● **Your task**:
Skip the pictures. Repeat everything else in the records word for word.

* * * * * * * * *

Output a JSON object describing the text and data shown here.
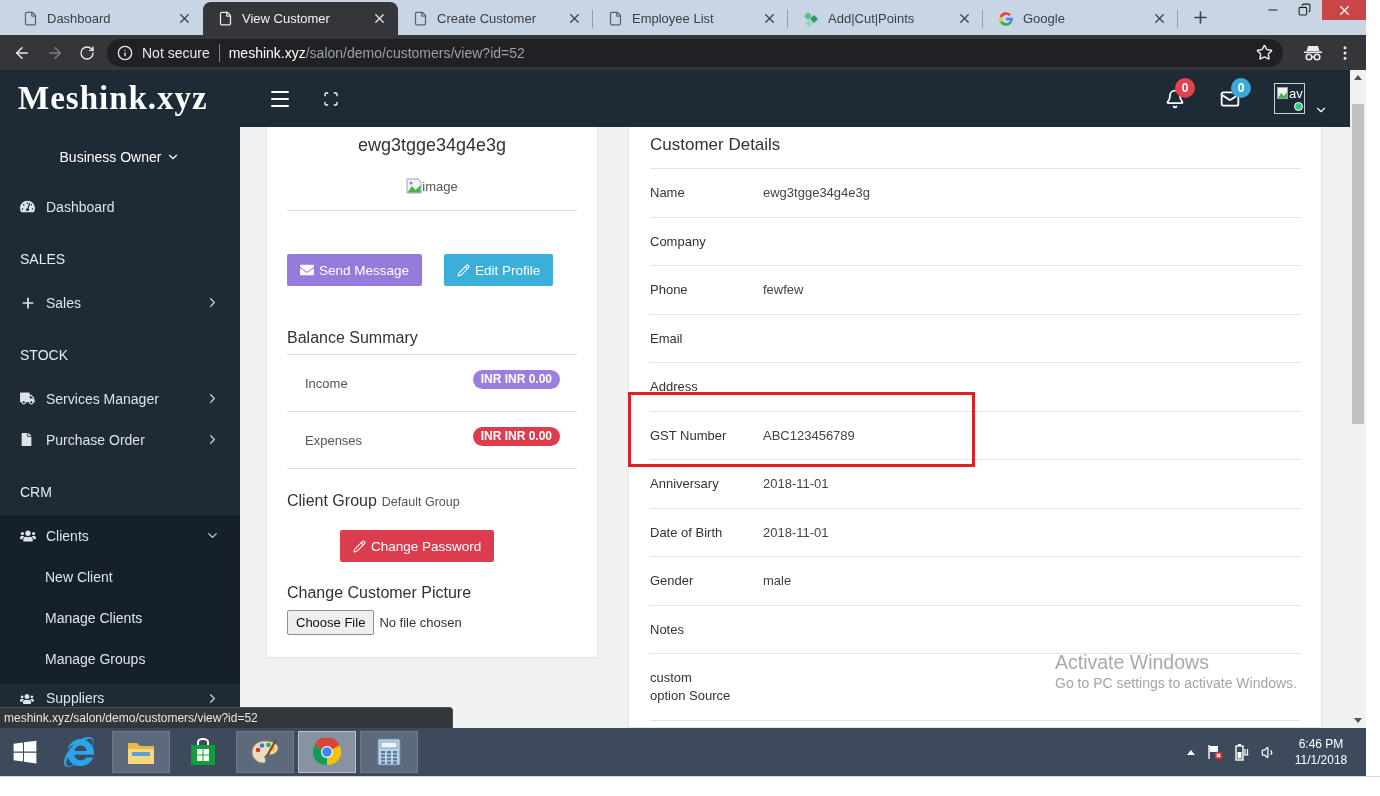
{
  "browser": {
    "tabs": [
      {
        "title": "Dashboard",
        "kind": "page",
        "selected": false
      },
      {
        "title": "View Customer",
        "kind": "page",
        "selected": true
      },
      {
        "title": "Create Customer",
        "kind": "page",
        "selected": false
      },
      {
        "title": "Employee List",
        "kind": "page",
        "selected": false
      },
      {
        "title": "Add|Cut|Points",
        "kind": "diamond",
        "selected": false
      },
      {
        "title": "Google",
        "kind": "g",
        "selected": false
      }
    ],
    "forward_disabled": true,
    "address": {
      "security": "Not secure",
      "host": "meshink.xyz",
      "path": "/salon/demo/customers/view?id=52"
    },
    "status_link": "meshink.xyz/salon/demo/customers/view?id=52"
  },
  "header": {
    "logo": "Meshink.xyz",
    "notifications": "0",
    "messages": "0",
    "avatar_alt": "av"
  },
  "sidebar": {
    "user": "Business Owner",
    "menu": [
      {
        "kind": "link",
        "label": "Dashboard"
      },
      {
        "kind": "heading",
        "label": "SALES"
      },
      {
        "kind": "menu",
        "label": "Sales",
        "expanded": false
      },
      {
        "kind": "heading",
        "label": "STOCK"
      },
      {
        "kind": "menu",
        "label": "Services Manager",
        "expanded": false
      },
      {
        "kind": "menu",
        "label": "Purchase Order",
        "expanded": false
      },
      {
        "kind": "heading",
        "label": "CRM"
      },
      {
        "kind": "menu",
        "label": "Clients",
        "expanded": true,
        "children": [
          {
            "label": "New Client"
          },
          {
            "label": "Manage Clients"
          },
          {
            "label": "Manage Groups"
          }
        ]
      },
      {
        "kind": "menu",
        "label": "Suppliers",
        "expanded": false
      }
    ]
  },
  "profile": {
    "name": "ewg3tgge34g4e3g",
    "image_alt": "image",
    "actions": [
      {
        "label": "Send Message",
        "color": "#967bdc"
      },
      {
        "label": "Edit Profile",
        "color": "#3bafda"
      }
    ],
    "balance_title": "Balance Summary",
    "balance": [
      {
        "label": "Income",
        "amount": "INR INR 0.00",
        "color": "#9a7fde"
      },
      {
        "label": "Expenses",
        "amount": "INR INR 0.00",
        "color": "#de3b4d"
      }
    ],
    "group_label": "Client Group",
    "group_value": "Default Group",
    "password_button": "Change Password",
    "picture_title": "Change Customer Picture",
    "file_button": "Choose File",
    "file_status": "No file chosen"
  },
  "details": {
    "title": "Customer Details",
    "rows": [
      {
        "label": "Name",
        "value": "ewg3tgge34g4e3g"
      },
      {
        "label": "Company"
      },
      {
        "label": "Phone",
        "value": "fewfew"
      },
      {
        "label": "Email"
      },
      {
        "label": "Address"
      },
      {
        "label": "GST Number",
        "value": "ABC123456789"
      },
      {
        "label": "Anniversary",
        "value": "2018-11-01"
      },
      {
        "label": "Date of Birth",
        "value": "2018-11-01"
      },
      {
        "label": "Gender",
        "value": "male"
      },
      {
        "label": "Notes"
      },
      {
        "label": "custom\noption Source"
      }
    ]
  },
  "os_notice": {
    "title": "Activate Windows",
    "message": "Go to PC settings to activate Windows."
  },
  "taskbar": {
    "apps": [
      {
        "running": false,
        "selected": false
      },
      {
        "running": true,
        "selected": false
      },
      {
        "running": false,
        "selected": false
      },
      {
        "running": true,
        "selected": false
      },
      {
        "running": true,
        "selected": true
      },
      {
        "running": true,
        "selected": false
      }
    ],
    "time": "6:46 PM",
    "date": "11/1/2018"
  }
}
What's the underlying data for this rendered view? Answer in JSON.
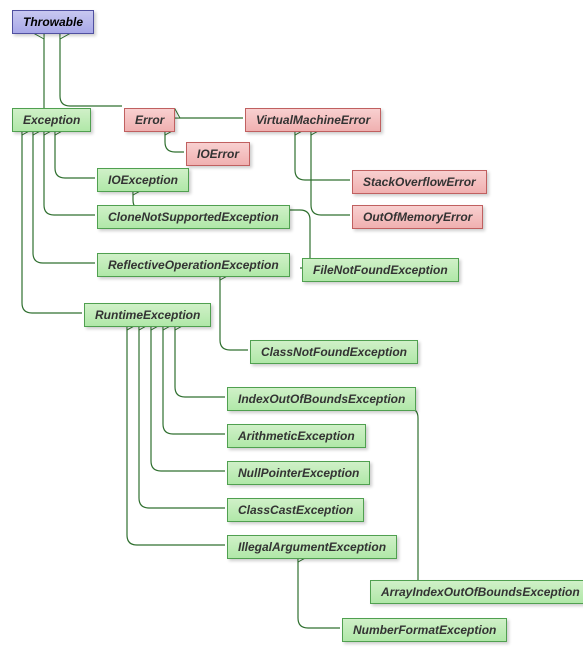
{
  "nodes": {
    "throwable": "Throwable",
    "exception": "Exception",
    "error": "Error",
    "vmerror": "VirtualMachineError",
    "ioerror": "IOError",
    "ioexception": "IOException",
    "stackoverflow": "StackOverflowError",
    "clonenotsupported": "CloneNotSupportedException",
    "outofmemory": "OutOfMemoryError",
    "reflectiveop": "ReflectiveOperationException",
    "filenotfound": "FileNotFoundException",
    "runtime": "RuntimeException",
    "classnotfound": "ClassNotFoundException",
    "indexoutofbounds": "IndexOutOfBoundsException",
    "arithmetic": "ArithmeticException",
    "nullpointer": "NullPointerException",
    "classcast": "ClassCastException",
    "illegalargument": "IllegalArgumentException",
    "arrayindex": "ArrayIndexOutOfBoundsException",
    "numberformat": "NumberFormatException"
  },
  "colors": {
    "root_bg": "#b8b8e8",
    "error_bg": "#f0b8b8",
    "exception_bg": "#b8e8b0",
    "connector": "#307030"
  },
  "hierarchy": [
    {
      "child": "Exception",
      "parent": "Throwable"
    },
    {
      "child": "Error",
      "parent": "Throwable"
    },
    {
      "child": "VirtualMachineError",
      "parent": "Error"
    },
    {
      "child": "IOError",
      "parent": "Error"
    },
    {
      "child": "StackOverflowError",
      "parent": "VirtualMachineError"
    },
    {
      "child": "OutOfMemoryError",
      "parent": "VirtualMachineError"
    },
    {
      "child": "IOException",
      "parent": "Exception"
    },
    {
      "child": "CloneNotSupportedException",
      "parent": "Exception"
    },
    {
      "child": "ReflectiveOperationException",
      "parent": "Exception"
    },
    {
      "child": "RuntimeException",
      "parent": "Exception"
    },
    {
      "child": "FileNotFoundException",
      "parent": "IOException"
    },
    {
      "child": "ClassNotFoundException",
      "parent": "ReflectiveOperationException"
    },
    {
      "child": "IndexOutOfBoundsException",
      "parent": "RuntimeException"
    },
    {
      "child": "ArithmeticException",
      "parent": "RuntimeException"
    },
    {
      "child": "NullPointerException",
      "parent": "RuntimeException"
    },
    {
      "child": "ClassCastException",
      "parent": "RuntimeException"
    },
    {
      "child": "IllegalArgumentException",
      "parent": "RuntimeException"
    },
    {
      "child": "ArrayIndexOutOfBoundsException",
      "parent": "IndexOutOfBoundsException"
    },
    {
      "child": "NumberFormatException",
      "parent": "IllegalArgumentException"
    }
  ]
}
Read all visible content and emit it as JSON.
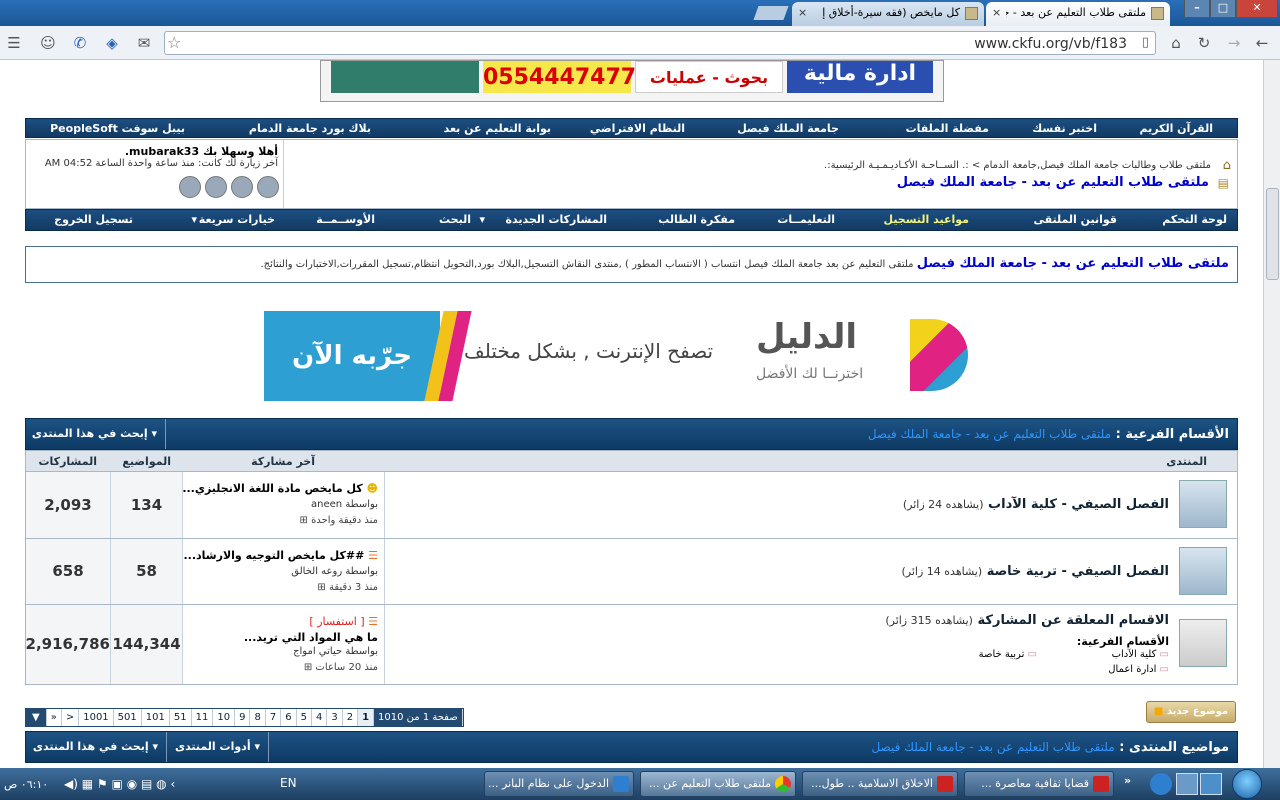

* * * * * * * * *

● **Result of this task**:
Output a JSON object describing the text and data shown here.
{
  "browser": {
    "tabs": [
      {
        "title": "Dashboard",
        "kind": "page",
        "selected": false
      },
      {
        "title": "View Customer",
        "kind": "page",
        "selected": true
      },
      {
        "title": "Create Customer",
        "kind": "page",
        "selected": false
      },
      {
        "title": "Employee List",
        "kind": "page",
        "selected": false
      },
      {
        "title": "Add|Cut|Points",
        "kind": "diamond",
        "selected": false
      },
      {
        "title": "Google",
        "kind": "g",
        "selected": false
      }
    ],
    "forward_disabled": true,
    "address": {
      "security": "Not secure",
      "host": "meshink.xyz",
      "path": "/salon/demo/customers/view?id=52"
    },
    "status_link": "meshink.xyz/salon/demo/customers/view?id=52"
  },
  "header": {
    "logo": "Meshink.xyz",
    "notifications": "0",
    "messages": "0",
    "avatar_alt": "av"
  },
  "sidebar": {
    "user": "Business Owner",
    "menu": [
      {
        "kind": "link",
        "label": "Dashboard"
      },
      {
        "kind": "heading",
        "label": "SALES"
      },
      {
        "kind": "menu",
        "label": "Sales",
        "expanded": false
      },
      {
        "kind": "heading",
        "label": "STOCK"
      },
      {
        "kind": "menu",
        "label": "Services Manager",
        "expanded": false
      },
      {
        "kind": "menu",
        "label": "Purchase Order",
        "expanded": false
      },
      {
        "kind": "heading",
        "label": "CRM"
      },
      {
        "kind": "menu",
        "label": "Clients",
        "expanded": true,
        "children": [
          {
            "label": "New Client"
          },
          {
            "label": "Manage Clients"
          },
          {
            "label": "Manage Groups"
          }
        ]
      },
      {
        "kind": "menu",
        "label": "Suppliers",
        "expanded": false
      }
    ]
  },
  "profile": {
    "name": "ewg3tgge34g4e3g",
    "image_alt": "image",
    "actions": [
      {
        "label": "Send Message",
        "color": "#967bdc"
      },
      {
        "label": "Edit Profile",
        "color": "#3bafda"
      }
    ],
    "balance_title": "Balance Summary",
    "balance": [
      {
        "label": "Income",
        "amount": "INR INR 0.00",
        "color": "#9a7fde"
      },
      {
        "label": "Expenses",
        "amount": "INR INR 0.00",
        "color": "#de3b4d"
      }
    ],
    "group_label": "Client Group",
    "group_value": "Default Group",
    "password_button": "Change Password",
    "picture_title": "Change Customer Picture",
    "file_button": "Choose File",
    "file_status": "No file chosen"
  },
  "details": {
    "title": "Customer Details",
    "rows": [
      {
        "label": "Name",
        "value": "ewg3tgge34g4e3g"
      },
      {
        "label": "Company"
      },
      {
        "label": "Phone",
        "value": "fewfew"
      },
      {
        "label": "Email"
      },
      {
        "label": "Address"
      },
      {
        "label": "GST Number",
        "value": "ABC123456789"
      },
      {
        "label": "Anniversary",
        "value": "2018-11-01"
      },
      {
        "label": "Date of Birth",
        "value": "2018-11-01"
      },
      {
        "label": "Gender",
        "value": "male"
      },
      {
        "label": "Notes"
      },
      {
        "label": "custom\noption Source"
      }
    ]
  },
  "os_notice": {
    "title": "Activate Windows",
    "message": "Go to PC settings to activate Windows."
  },
  "taskbar": {
    "apps": [
      {
        "running": false,
        "selected": false
      },
      {
        "running": true,
        "selected": false
      },
      {
        "running": false,
        "selected": false
      },
      {
        "running": true,
        "selected": false
      },
      {
        "running": true,
        "selected": true
      },
      {
        "running": true,
        "selected": false
      }
    ],
    "time": "6:46 PM",
    "date": "11/1/2018"
  }
}
What's the underlying data for this rendered view? Answer in JSON.
{
  "nodes": {
    "throwable": "Throwable",
    "exception": "Exception",
    "error": "Error",
    "vmerror": "VirtualMachineError",
    "ioerror": "IOError",
    "ioexception": "IOException",
    "stackoverflow": "StackOverflowError",
    "clonenotsupported": "CloneNotSupportedException",
    "outofmemory": "OutOfMemoryError",
    "reflectiveop": "ReflectiveOperationException",
    "filenotfound": "FileNotFoundException",
    "runtime": "RuntimeException",
    "classnotfound": "ClassNotFoundException",
    "indexoutofbounds": "IndexOutOfBoundsException",
    "arithmetic": "ArithmeticException",
    "nullpointer": "NullPointerException",
    "classcast": "ClassCastException",
    "illegalargument": "IllegalArgumentException",
    "arrayindex": "ArrayIndexOutOfBoundsException",
    "numberformat": "NumberFormatException"
  },
  "colors": {
    "root_bg": "#b8b8e8",
    "error_bg": "#f0b8b8",
    "exception_bg": "#b8e8b0",
    "connector": "#307030"
  },
  "hierarchy": [
    {
      "child": "Exception",
      "parent": "Throwable"
    },
    {
      "child": "Error",
      "parent": "Throwable"
    },
    {
      "child": "VirtualMachineError",
      "parent": "Error"
    },
    {
      "child": "IOError",
      "parent": "Error"
    },
    {
      "child": "StackOverflowError",
      "parent": "VirtualMachineError"
    },
    {
      "child": "OutOfMemoryError",
      "parent": "VirtualMachineError"
    },
    {
      "child": "IOException",
      "parent": "Exception"
    },
    {
      "child": "CloneNotSupportedException",
      "parent": "Exception"
    },
    {
      "child": "ReflectiveOperationException",
      "parent": "Exception"
    },
    {
      "child": "RuntimeException",
      "parent": "Exception"
    },
    {
      "child": "FileNotFoundException",
      "parent": "IOException"
    },
    {
      "child": "ClassNotFoundException",
      "parent": "ReflectiveOperationException"
    },
    {
      "child": "IndexOutOfBoundsException",
      "parent": "RuntimeException"
    },
    {
      "child": "ArithmeticException",
      "parent": "RuntimeException"
    },
    {
      "child": "NullPointerException",
      "parent": "RuntimeException"
    },
    {
      "child": "ClassCastException",
      "parent": "RuntimeException"
    },
    {
      "child": "IllegalArgumentException",
      "parent": "RuntimeException"
    },
    {
      "child": "ArrayIndexOutOfBoundsException",
      "parent": "IndexOutOfBoundsException"
    },
    {
      "child": "NumberFormatException",
      "parent": "IllegalArgumentException"
    }
  ]
}
Read all visible content and emit it as JSON.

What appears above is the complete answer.